I was venting to Carolyn about Dr. Kissinger with steam gushing out of my ears. I was trying to summarize in words exactly how the secretary’s actions were so unfathomably reprehensible. 

“Oh,” she said, “I knew all about him the minute I saw his picture posing naked on a bear skin rug on the front cover of a magazine. What does it say about a man that ugly posing naked on a rug?”

National Lampoon’s Henry Kissinger

What she didn’t realize and I didn’t realize, up until I started this essay, was that the cover was Fake News—before we knew what to call it—manufactured by Harvard’s Lampoon. Only it was the good kind of fake news, which is otherwise called satire, a form of humor where as my father liked to say “many a truth is said in jest”. It captured the essence of the man and his boundless sense of his own self worth. Fake news or not, it was all that Carolyn needed to get a glimpse into his capacity for delusion.

Her remark served the magnificent purpose of suggesting the opposing notion, that sometimes you can tell a a book by its cover. If Oscar Wilde never said it, I transfer full credit to my mother.

So here we are, a scant few weeks from the 2020 Presidential election, when it would be most timely to have this knack Carolyn Poplett postulated, when last the United States was in a deep spiritual crisis, “to tell a book from its cover”.

Or, in paraphrase:

To judge, you sometimes have to cast a keen eye on the surface.

I have invented ways to follow my mother’s precept. It’s not always easy and I still get fooled but with practice it gets easier. Here I provide you with a few examples:

  • Bill Clinton boards a plane with Jeffrey Epstein not once but twice. Next!
  • Hillary Clinton receives a fee from Goldman Sachs for delivering a speech behind closed doors. Next!
  • Sean Hannity hid the fact that he used Michael Cohen as his attorney while reporting on the whole Stormy Daniels thing. Next!
  • James Comey, as head director of the FBI, used his personal email account on the job. Next!
Dr. Cornel West

Chris Wallace, on the other hand, gets a pass.

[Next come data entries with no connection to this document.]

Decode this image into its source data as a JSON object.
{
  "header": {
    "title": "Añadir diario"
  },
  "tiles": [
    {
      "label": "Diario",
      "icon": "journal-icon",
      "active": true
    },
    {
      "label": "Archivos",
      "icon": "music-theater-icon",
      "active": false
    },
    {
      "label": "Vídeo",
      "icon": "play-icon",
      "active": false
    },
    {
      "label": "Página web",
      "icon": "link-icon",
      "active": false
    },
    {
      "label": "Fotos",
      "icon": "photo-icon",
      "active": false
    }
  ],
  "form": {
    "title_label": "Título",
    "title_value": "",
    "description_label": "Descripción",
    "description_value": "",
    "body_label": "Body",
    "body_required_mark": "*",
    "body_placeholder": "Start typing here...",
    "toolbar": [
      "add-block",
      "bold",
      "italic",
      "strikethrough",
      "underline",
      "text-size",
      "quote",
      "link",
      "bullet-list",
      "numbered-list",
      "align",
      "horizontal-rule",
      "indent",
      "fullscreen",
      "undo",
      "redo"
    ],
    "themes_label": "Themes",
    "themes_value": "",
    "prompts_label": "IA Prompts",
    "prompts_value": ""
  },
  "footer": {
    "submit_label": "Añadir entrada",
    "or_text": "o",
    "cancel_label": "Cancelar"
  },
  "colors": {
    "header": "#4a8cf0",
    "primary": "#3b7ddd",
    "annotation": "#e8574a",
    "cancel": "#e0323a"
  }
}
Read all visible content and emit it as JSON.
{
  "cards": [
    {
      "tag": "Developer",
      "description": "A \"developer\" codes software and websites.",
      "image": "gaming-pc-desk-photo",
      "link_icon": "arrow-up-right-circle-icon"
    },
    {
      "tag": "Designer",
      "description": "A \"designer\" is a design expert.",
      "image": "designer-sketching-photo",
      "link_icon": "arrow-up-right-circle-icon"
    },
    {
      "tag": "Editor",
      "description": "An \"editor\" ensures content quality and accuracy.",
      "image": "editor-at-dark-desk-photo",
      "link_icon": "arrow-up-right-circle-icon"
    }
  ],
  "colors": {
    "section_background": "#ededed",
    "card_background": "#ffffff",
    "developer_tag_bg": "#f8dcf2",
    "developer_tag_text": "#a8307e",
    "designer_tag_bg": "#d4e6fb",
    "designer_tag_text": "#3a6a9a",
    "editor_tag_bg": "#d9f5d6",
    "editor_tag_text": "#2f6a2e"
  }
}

While our national attention was still focused on Black Lives Matters, he called Dr. Cornel West onto his show because Chris Wallace is comfortable in his own skin, comfortable calling in a Harvard professor who is an expert on the racial divide. It is something that Sean Hannity, that other Fox News commentator, would never do for fear of making himself look bad. Chris also is amused by humankind. Watch the airing of that show and you will see Chris Wallace, smile and enjoy his conversation with Dr. West. You will see Dr. West get Chris to crack a smile. Sean, on the other hand, sees evil everywhere he bothers to look. He rarely smiles.

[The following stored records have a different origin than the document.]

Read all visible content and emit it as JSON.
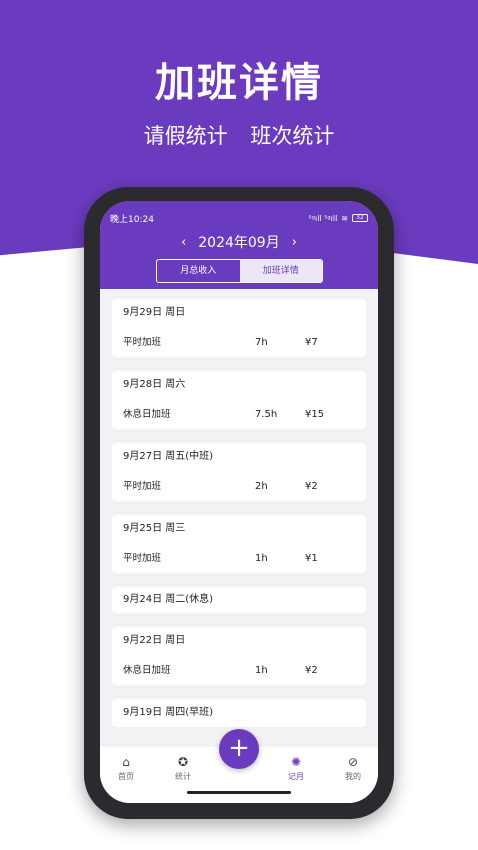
{
  "promo": {
    "title": "加班详情",
    "subtitle_left": "请假统计",
    "subtitle_right": "班次统计"
  },
  "status": {
    "time": "晚上10:24",
    "signal": "⁵ᵍıll ⁵ᵍıll",
    "battery": "32"
  },
  "header": {
    "month": "2024年09月",
    "prev": "‹",
    "next": "›"
  },
  "segment": {
    "left": "月总收入",
    "right": "加班详情",
    "selected": "right"
  },
  "records": [
    {
      "date": "9月29日 周日",
      "type": "平时加班",
      "hours": "7h",
      "money": "¥7"
    },
    {
      "date": "9月28日 周六",
      "type": "休息日加班",
      "hours": "7.5h",
      "money": "¥15"
    },
    {
      "date": "9月27日 周五(中班)",
      "type": "平时加班",
      "hours": "2h",
      "money": "¥2"
    },
    {
      "date": "9月25日 周三",
      "type": "平时加班",
      "hours": "1h",
      "money": "¥1"
    },
    {
      "date": "9月24日 周二(休息)"
    },
    {
      "date": "9月22日 周日",
      "type": "休息日加班",
      "hours": "1h",
      "money": "¥2"
    },
    {
      "date": "9月19日 周四(早班)"
    }
  ],
  "tabs": [
    {
      "label": "首页",
      "icon": "home-icon"
    },
    {
      "label": "统计",
      "icon": "star-icon"
    },
    {
      "label": "记月",
      "icon": "aperture-icon"
    },
    {
      "label": "我的",
      "icon": "compass-icon"
    }
  ],
  "fab_label": "+",
  "colors": {
    "accent": "#6a3bbf"
  }
}
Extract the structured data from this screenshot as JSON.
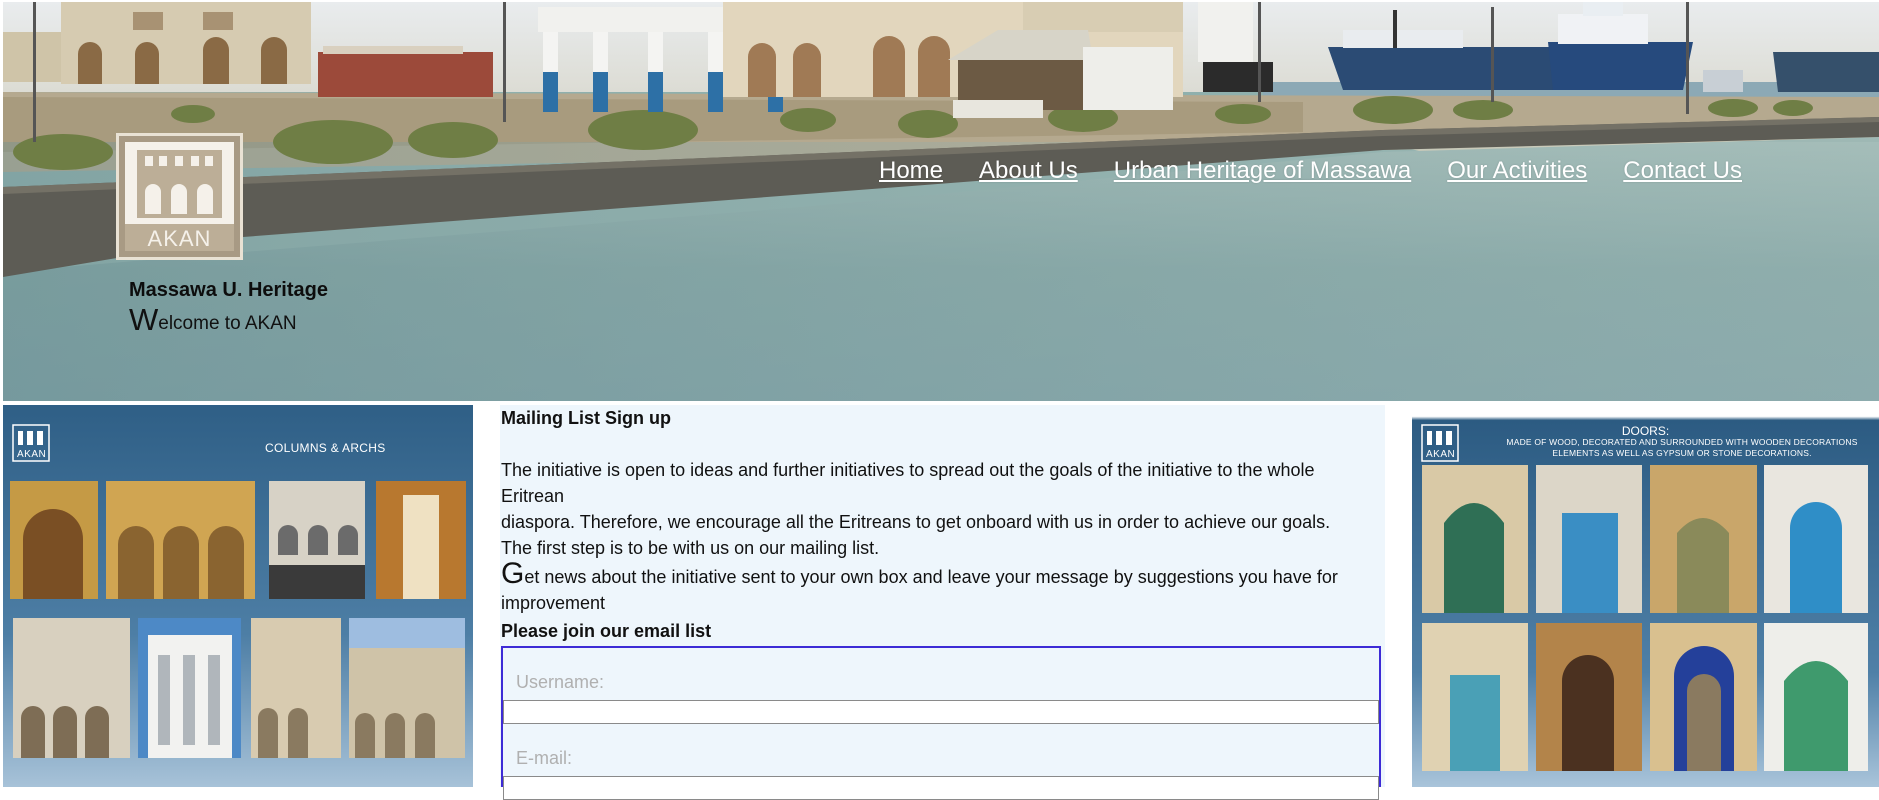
{
  "header": {
    "brand_title": "Massawa U. Heritage",
    "welcome_first": "W",
    "welcome_rest": "elcome to AKAN",
    "logo_text": "AKAN"
  },
  "nav": {
    "items": [
      {
        "label": "Home"
      },
      {
        "label": "About Us"
      },
      {
        "label": "Urban Heritage of Massawa"
      },
      {
        "label": "Our Activities"
      },
      {
        "label": "Contact Us"
      }
    ]
  },
  "left_panel": {
    "logo_text": "AKAN",
    "caption": "COLUMNS & ARCHS"
  },
  "right_panel": {
    "logo_text": "AKAN",
    "title": "DOORS:",
    "description": "MADE OF WOOD, DECORATED AND SURROUNDED WITH WOODEN DECORATIONS ELEMENTS AS WELL AS GYPSUM OR STONE DECORATIONS."
  },
  "signup": {
    "title": "Mailing List Sign up",
    "paragraph1": "The initiative is open to ideas and further initiatives to spread out the goals of the initiative to the whole Eritrean diaspora. Therefore, we encourage all the Eritreans to get onboard with us in order to achieve our goals. The first step is to be with us on our mailing list.",
    "paragraph1_line1": "The initiative is open to ideas and further initiatives to spread out the goals of the initiative to the whole Eritrean",
    "paragraph1_line2": "diaspora. Therefore, we encourage all the Eritreans to get onboard with us in order to achieve our goals.",
    "paragraph1_line3": "The first step is to be with us on our mailing list.",
    "paragraph2_first": "G",
    "paragraph2_rest": "et news about the initiative sent to your own box and leave your message by suggestions you have for improvement",
    "join_label": "Please join our email list",
    "username_placeholder": "Username:",
    "email_placeholder": "E-mail:"
  },
  "colors": {
    "accent_border": "#3d2bd6",
    "center_bg": "#eef6fc",
    "panel_blue": "#2e5f86"
  }
}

Fortunately, for persons who purport to follow the Christian faith, the litmus test is easy. Jesus Christ made it easy.

You have heard that it was said, ‘Love your neighbor and hate your enemy.’ But I tell you, love your enemies…

Matthew 5:43-44

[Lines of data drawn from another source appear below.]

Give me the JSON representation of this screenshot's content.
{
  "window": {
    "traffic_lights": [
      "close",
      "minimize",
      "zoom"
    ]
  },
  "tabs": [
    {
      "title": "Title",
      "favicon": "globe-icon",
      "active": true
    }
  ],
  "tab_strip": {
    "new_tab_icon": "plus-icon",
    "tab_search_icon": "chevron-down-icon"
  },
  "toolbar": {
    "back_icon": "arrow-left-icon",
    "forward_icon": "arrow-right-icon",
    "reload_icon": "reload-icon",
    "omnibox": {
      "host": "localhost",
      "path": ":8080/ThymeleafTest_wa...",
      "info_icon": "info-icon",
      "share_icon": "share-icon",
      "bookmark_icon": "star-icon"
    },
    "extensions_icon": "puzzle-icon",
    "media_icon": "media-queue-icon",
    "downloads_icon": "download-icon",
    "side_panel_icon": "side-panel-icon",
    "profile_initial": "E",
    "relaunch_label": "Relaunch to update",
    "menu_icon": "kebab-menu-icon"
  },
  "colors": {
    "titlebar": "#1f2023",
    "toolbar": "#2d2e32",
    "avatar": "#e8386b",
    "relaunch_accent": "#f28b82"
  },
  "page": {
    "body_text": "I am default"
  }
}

In the sphere of politics, the energy a candidate throws into casting shade on or disrespecting an opponent is the extent to which the candidate is “not loving the enemy”. In short, violating a fundamental Christian precept. That’s all you need to know. And you can make that judgement in less than eighteen seconds. When you do, you should have seconds to spare.

Shaving Cream

So, why are people so hopelessly bad at telling a book by its cover? My guess is that we neglect another adage, the adage to “heal ourselves”. I cannot think of a more frequently overlooked admonition than this piece of sound advice. Healing yourself, as any self-respecting psychiatrist or therapist will tell you, takes years of will and dedication. In other words, more of us are full of shaving cream than any one of us would care to admit.

Ray Allen

Engagement in the lifelong process of healing yourself is a prerequisite for citizens who wish to make good judgments, sometimes snap judgments, effortless and confident judgments, like the ball coming out of the hands of Ray Allen late in the fourth quarter for a three-pointer. If you haven’t already set out on a journey of spiritual self-improvement, you’re too late for this election. Maybe you need to think about it. Maybe you need to sit this one out.